A billboard advertising Electrochem Ghana Limited's Songor Salt project on the highway through Sege, the closest town to the company's operations. Belonging to businessman Daniel McKorley, the company was granted a fifteen year lease to the salt-rich Songor Lagoon by the government of Ghana, under circumstances that remain unclear.

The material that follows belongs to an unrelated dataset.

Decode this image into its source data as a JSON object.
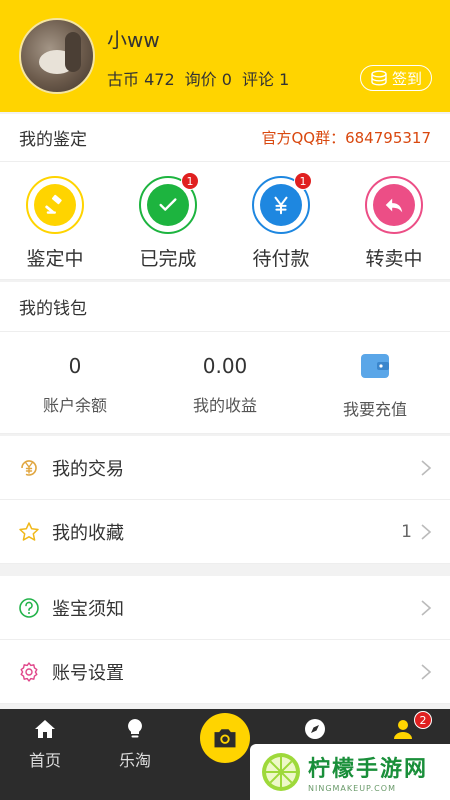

The salt-rich Songor Lagoon was historically a communal resource managed in trust for the people of Ada by the leadership of the clan to whom, according to legend, it was bequeathed by the spirit of an old woman (the 'Yomo'). Anyone could win salt in exchange for a tithe, and it was an important source of financial independence for women. In more recent times, individuals began to imitate commercial salt production methods, leading to the creation of private pans (locally known as 'atsiakpo') in and around the lagoon. Fuelled by greed, self-interest and corruption, the phenomenon exploded, all but killing off the communal way and threatening the very lagoon itself. Those who lack the means to establish their own pans are reduced to labouring for others, a situation that disproportionately affects women.